Is there inequity in your workplace?
By Hebba Youssef
If you also heard that GIF in Beyonce’s voice, welcome.
Question: Do you have inequity in your workplace?
I bet you answered yes.
Because achieving equity in every aspect of the workplace is an ongoing challenge for a lot of companies and is quite complex.
Complex because there are societal issues that impact our ability to create equity at work.
Equity at work = fair treatment + fair access + fair advancement for all employees.
Every employee deserves to be treated fairly.
But that’s sometimes not the case.
The 3 most common places I see inequity in the workplace:
Let’s take a look at each one and see what HR can do.
Raise your hand if you’ve hired someone without running an equitable process.
Ideally, when hiring you’re able to run a fully equitable process but I’ve been put in a position where that hasn’t been possible.
Well, the excuse in that case there was a time crunch and the candidate was a trusted referral.
Cough opportunistic hire cough
There are few factors that can contribute to inequity in your hiring process, like:
- Limited access to the opportunity (like if the job is only shared in certain channels)

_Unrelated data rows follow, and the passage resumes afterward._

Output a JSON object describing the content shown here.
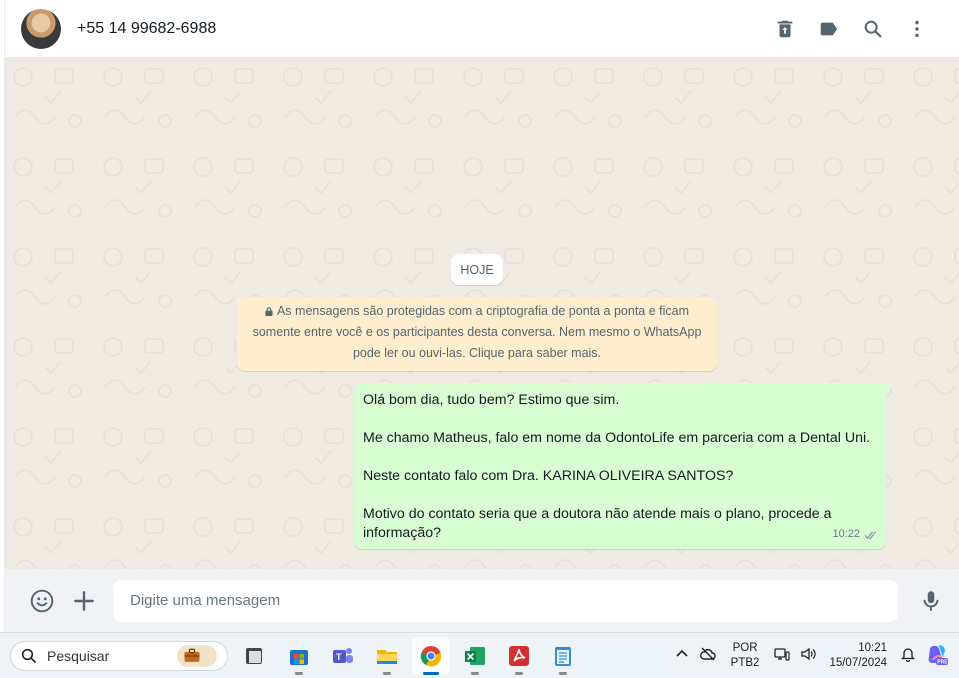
{
  "header": {
    "contact_name": "+55 14 99682-6988",
    "actions": [
      "delete-icon",
      "label-icon",
      "search-icon",
      "menu-icon"
    ]
  },
  "chat": {
    "date_chip": "HOJE",
    "encryption_note": [
      "As mensagens são protegidas com a criptografia de ponta a ponta e ficam",
      "somente entre você e os participantes desta conversa. Nem mesmo o WhatsApp",
      "pode ler ou ouvi-las. Clique para saber mais."
    ],
    "messages": [
      {
        "direction": "outgoing",
        "lines": [
          "Olá bom dia, tudo bem? Estimo que sim.",
          "",
          "Me chamo Matheus, falo em nome da OdontoLife em parceria com a Dental Uni.",
          "",
          "Neste contato falo com Dra. KARINA OLIVEIRA SANTOS?",
          "",
          "Motivo do contato seria que a doutora não atende mais o plano, procede a",
          "informação?"
        ],
        "time": "10:22",
        "status": "delivered"
      }
    ]
  },
  "composer": {
    "placeholder": "Digite uma mensagem"
  },
  "taskbar": {
    "search_label": "Pesquisar",
    "apps": [
      "explorer-dark",
      "microsoft-store",
      "teams",
      "file-explorer",
      "chrome",
      "excel",
      "acrobat",
      "notepad"
    ],
    "active_app": "chrome",
    "language": "POR",
    "layout": "PTB2",
    "time": "10:21",
    "date": "15/07/2024"
  },
  "colors": {
    "header_bg": "#ffffff",
    "chat_bg": "#efeae2",
    "outgoing_bubble": "#d9fdd3",
    "system_note": "#ffeecd",
    "composer_bg": "#f0f2f5",
    "taskbar_bg": "#eef3f8",
    "accent": "#0067c0"
  }
}
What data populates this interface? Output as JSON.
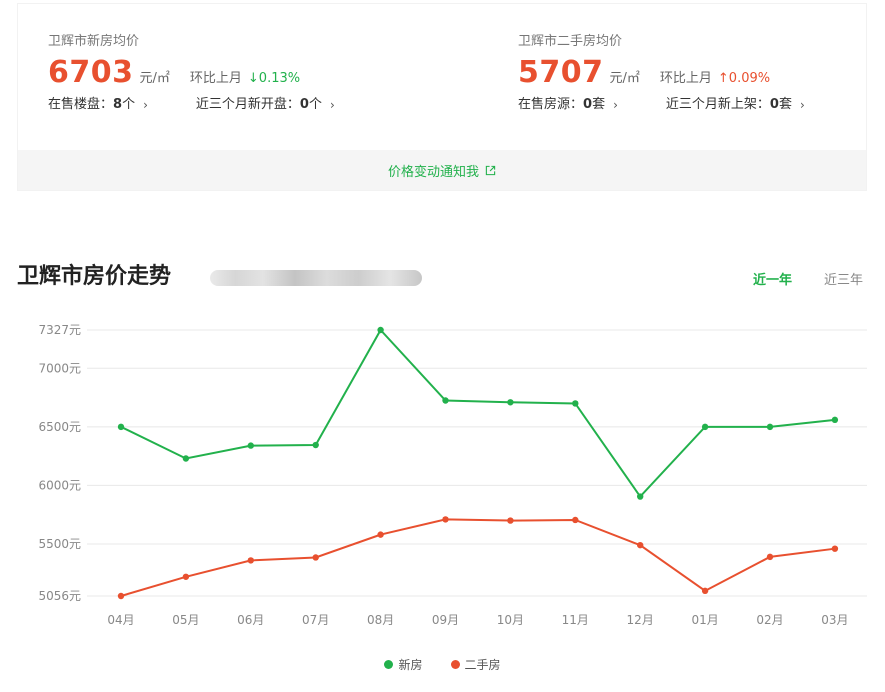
{
  "summary": {
    "new": {
      "city_label": "卫辉市新房均价",
      "price": "6703",
      "unit": "元/㎡",
      "mom_label": "环比上月",
      "mom_value": "↓0.13%",
      "stat1_label": "在售楼盘：",
      "stat1_value": "8",
      "stat1_suffix": " 个",
      "stat2_label": "近三个月新开盘：",
      "stat2_value": "0",
      "stat2_suffix": " 个"
    },
    "second": {
      "city_label": "卫辉市二手房均价",
      "price": "5707",
      "unit": "元/㎡",
      "mom_label": "环比上月",
      "mom_value": "↑0.09%",
      "stat1_label": "在售房源：",
      "stat1_value": "0",
      "stat1_suffix": " 套",
      "stat2_label": "近三个月新上架：",
      "stat2_value": "0",
      "stat2_suffix": " 套"
    },
    "chevron": "›",
    "notify_label": "价格变动通知我"
  },
  "trend": {
    "title": "卫辉市房价走势",
    "tab_active": "近一年",
    "tab_inactive": "近三年"
  },
  "colors": {
    "new_series": "#22b14c",
    "second_series": "#e8502f",
    "grid": "#e8e8e8"
  },
  "chart_data": {
    "type": "line",
    "x": [
      "04月",
      "05月",
      "06月",
      "07月",
      "08月",
      "09月",
      "10月",
      "11月",
      "12月",
      "01月",
      "02月",
      "03月"
    ],
    "series": [
      {
        "name": "新房",
        "values": [
          6500,
          6230,
          6340,
          6345,
          7327,
          6725,
          6710,
          6700,
          5905,
          6500,
          6500,
          6560
        ]
      },
      {
        "name": "二手房",
        "values": [
          5056,
          5220,
          5360,
          5385,
          5580,
          5710,
          5700,
          5705,
          5490,
          5100,
          5390,
          5460
        ]
      }
    ],
    "y_ticks": [
      {
        "value": 5056,
        "label": "5056元"
      },
      {
        "value": 5500,
        "label": "5500元"
      },
      {
        "value": 6000,
        "label": "6000元"
      },
      {
        "value": 6500,
        "label": "6500元"
      },
      {
        "value": 7000,
        "label": "7000元"
      },
      {
        "value": 7327,
        "label": "7327元"
      }
    ],
    "ylim": [
      5056,
      7327
    ],
    "grid": true,
    "legend_position": "bottom-center"
  }
}
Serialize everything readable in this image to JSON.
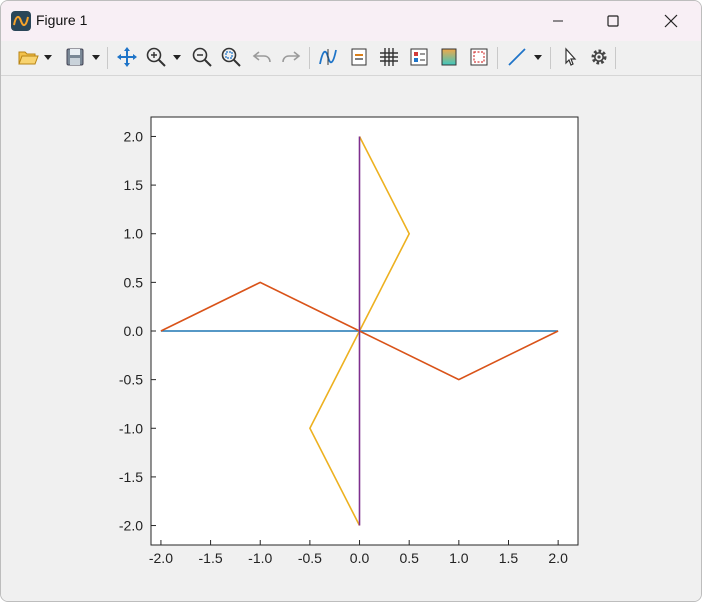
{
  "window": {
    "title": "Figure 1",
    "app_icon": "matlab-figure-icon",
    "controls": [
      "minimize-icon",
      "maximize-icon",
      "close-icon"
    ]
  },
  "toolbar": {
    "items": [
      "open-file-icon",
      "save-icon",
      "pan-icon",
      "zoom-in-icon",
      "zoom-out-icon",
      "zoom-fit-icon",
      "undo-icon",
      "redo-icon",
      "data-cursor-icon",
      "insert-legend-icon",
      "grid-icon",
      "property-inspector-icon",
      "colorbar-icon",
      "plot-edit-icon",
      "line-style-icon",
      "select-pointer-icon",
      "settings-gear-icon"
    ]
  },
  "chart_data": {
    "type": "line",
    "title": "",
    "xlabel": "",
    "ylabel": "",
    "xlim": [
      -2.1,
      2.2
    ],
    "ylim": [
      -2.2,
      2.2
    ],
    "grid": false,
    "legend": "none",
    "xticks": [
      "-2.0",
      "-1.5",
      "-1.0",
      "-0.5",
      "0.0",
      "0.5",
      "1.0",
      "1.5",
      "2.0"
    ],
    "yticks": [
      "2.0",
      "1.5",
      "1.0",
      "0.5",
      "0.0",
      "-0.5",
      "-1.0",
      "-1.5",
      "-2.0"
    ],
    "series": [
      {
        "color": "#1f77b4",
        "x": [
          -2,
          0,
          2
        ],
        "y": [
          0,
          0,
          0
        ]
      },
      {
        "color": "#d95319",
        "x": [
          -2,
          -1,
          0,
          1,
          2
        ],
        "y": [
          0,
          0.5,
          0,
          -0.5,
          0
        ]
      },
      {
        "color": "#edb120",
        "x": [
          0,
          0.5,
          0,
          -0.5,
          0
        ],
        "y": [
          2,
          1,
          0,
          -1,
          -2
        ]
      },
      {
        "color": "#7e2f8e",
        "x": [
          0,
          0
        ],
        "y": [
          2,
          -2
        ]
      }
    ]
  }
}
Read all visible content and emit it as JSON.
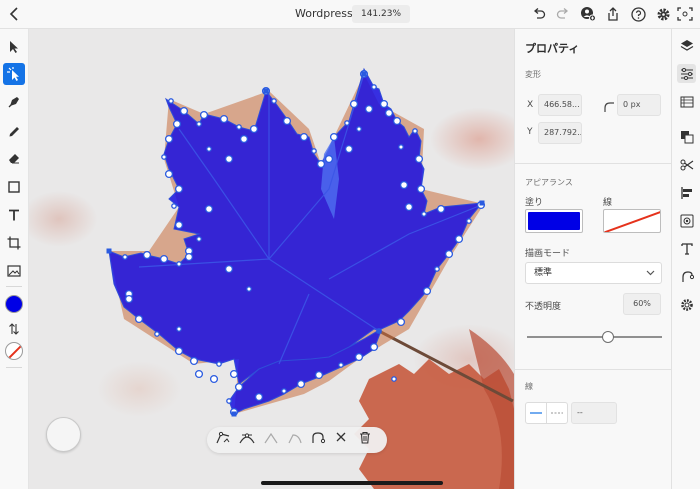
{
  "app": {
    "document_title": "Wordpress",
    "zoom": "141.23%"
  },
  "top_bar": {
    "icons": [
      "back-icon",
      "undo-icon",
      "redo-icon",
      "add-user-icon",
      "share-icon",
      "help-icon",
      "gear-icon",
      "screen-mode-icon"
    ]
  },
  "left_toolbar": {
    "tools": [
      "select-tool",
      "direct-select-tool",
      "pen-tool",
      "pencil-tool",
      "eraser-tool",
      "shape-tool",
      "text-tool",
      "crop-tool",
      "image-tool"
    ],
    "active_tool": "direct-select-tool",
    "fill_color": "#0000e6",
    "stroke_color": "none"
  },
  "path_toolbar": {
    "icons": [
      "anchor-convert-icon",
      "anchor-smooth-icon",
      "anchor-corner-icon",
      "anchor-cusp-icon",
      "join-path-icon",
      "cut-path-icon",
      "delete-icon"
    ]
  },
  "panel": {
    "title": "プロパティ",
    "transform": {
      "section": "変形",
      "x_label": "X",
      "x_value": "466.58...",
      "y_label": "Y",
      "y_value": "287.792...",
      "corner_value": "0 px"
    },
    "appearance": {
      "section": "アピアランス",
      "fill_label": "塗り",
      "stroke_label": "線",
      "fill_color": "#0000e6",
      "blend_label": "描画モード",
      "blend_value": "標準",
      "opacity_label": "不透明度",
      "opacity_value": "60%",
      "opacity_level": 0.6
    },
    "stroke": {
      "section": "線",
      "weight_value": "--"
    }
  },
  "right_rail": {
    "icons": [
      "layers-icon",
      "properties-icon",
      "character-style-icon",
      "arrange-icon",
      "scissors-icon",
      "align-icon",
      "export-icon",
      "text-icon",
      "repeat-icon",
      "settings-icon"
    ],
    "active_icon": "properties-icon"
  },
  "colors": {
    "accent": "#1473e6",
    "leaf_fill": "#1a10e0",
    "stroke_red": "#e5321c"
  }
}
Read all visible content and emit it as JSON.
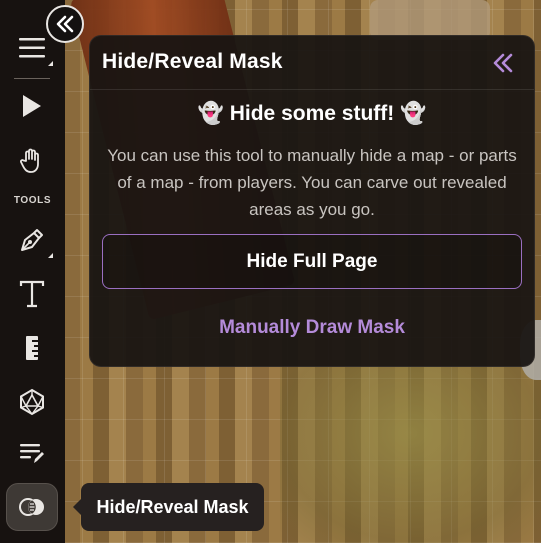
{
  "toolbar": {
    "section_label": "TOOLS",
    "items": [
      {
        "icon": "menu-icon"
      },
      {
        "icon": "pointer-icon"
      },
      {
        "icon": "hand-icon"
      },
      {
        "icon": "pen-icon"
      },
      {
        "icon": "text-icon"
      },
      {
        "icon": "ruler-icon"
      },
      {
        "icon": "dice-icon"
      },
      {
        "icon": "list-edit-icon"
      },
      {
        "icon": "mask-icon",
        "active": true
      }
    ],
    "collapse_icon": "double-chevron-left-icon"
  },
  "panel": {
    "title": "Hide/Reveal Mask",
    "heading": "👻 Hide some stuff! 👻",
    "description": "You can use this tool to manually hide a map - or parts of a map - from players. You can carve out revealed areas as you go.",
    "primary_button": "Hide Full Page",
    "secondary_button": "Manually Draw Mask",
    "close_icon": "double-chevron-left-icon",
    "accent_color": "#b48bd9"
  },
  "tooltip": {
    "text": "Hide/Reveal Mask"
  }
}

- Lack of diversity on the hiring team
- Lack of accommodations and accessibility
- Favoritism (hire my candidate aka friend!)
(Not so) fun fact: racial bias in hiring continues to contribute to increasing black-white wealth gap.
It all starts with hiring.
Where to get started: standardize your interview process. Unstructured interviews introduce more unconscious bias and candidates don’t have the opportunity to talk about what makes them qualified for the position.
A structured interview process ensures that you’re accurately AND fairly assessing candidates for their skills and not other reasons.
Bonus: be up front about the compensation.
More on that next!
One of the most common ways inequity presents in the workplace?
(Not so) Fun facts:
- Women are paid 83.7% of what men earn.
- For every dollar a white man earns, a black woman earn .64 cents
- Working mothers earn .74 cents for every dollar paid to fathers
- Women carry 2.5 times more unpaid work than men
- The pay gap exists in nearly every profession.
The pay gap has ripple effects with women historically earning less they receive less in Social Security and lag behind men in retirement savings.
It’s really easy to read all of those facts and think, well what the hell can I do about this?
Please don’t be discouraged thinking this is a societal problem that will never be fixed! As HR leaders we have SO MUCH power to help alleviate the inequity women and underrepresented groups face.
Not to mention, more states are passing pay transparency laws in order to combat this inequity! We have the law on our side. But take that with a grain of salt because TBD on when and how these laws will be enforced.
Where you can get started: Conduct a pay audit.
You can’t fix what you don’t know is broken. A pay audit helps you understand where there are current gaps.
To note: there can be some legal repercussions from taking on this work. Make sure you understand the appetite to address issues and how to document concerns before diving in.
Additional helpful reading: why is talking about compensation so hard?
I have a love/hate relationship with promotions.
Love: Promotions present an opportunity for someone’s career to take the next step. I love growth.
Hate: Promotions are glamorized and oftentimes employees have zero control over getting promoted.
Fun fact: 53% of employees report that promotions are unfair with 7 out of 10 employees saying managers play favorites.
There are a lot of factors that can make promotions inequitable, the most notorious though is bias. Our unconscious bias can have us making decisions about who is worthy of a promotion on factors other than work product.
(Not so) fun fact: women are promoted less frequently than men.
Cough bias cough.
If unconscious bias is um unconscious then what can HR leaders do to combat this and the impacts on the equity of promotions?
Where you can get started: Write your promotion guidelines. In there it should be clear how employees become eligible, what is the objective or subjective criteria, and who is involved in the decision making process.
Employees will be thrilled that getting promoted is no longer a mystery.
Bring it all back:
^ If you get this reference, we should be friends.
Bringing it all back: inequity at work is more common than we realize.
There’s a ton of opportunity for HR/People leaders to intervene in an effort to build an equitable environment.
Every employee deserves the opportunity to thrive.
I just threw a lot at ya and it can feel overwhelming to think you have to run and address all of those RIGHT NOW.
Start with the action items I called out as a place to start.
Every little step counts and can build into something bigger.
What not to do: know there is inequity and do nothing about it.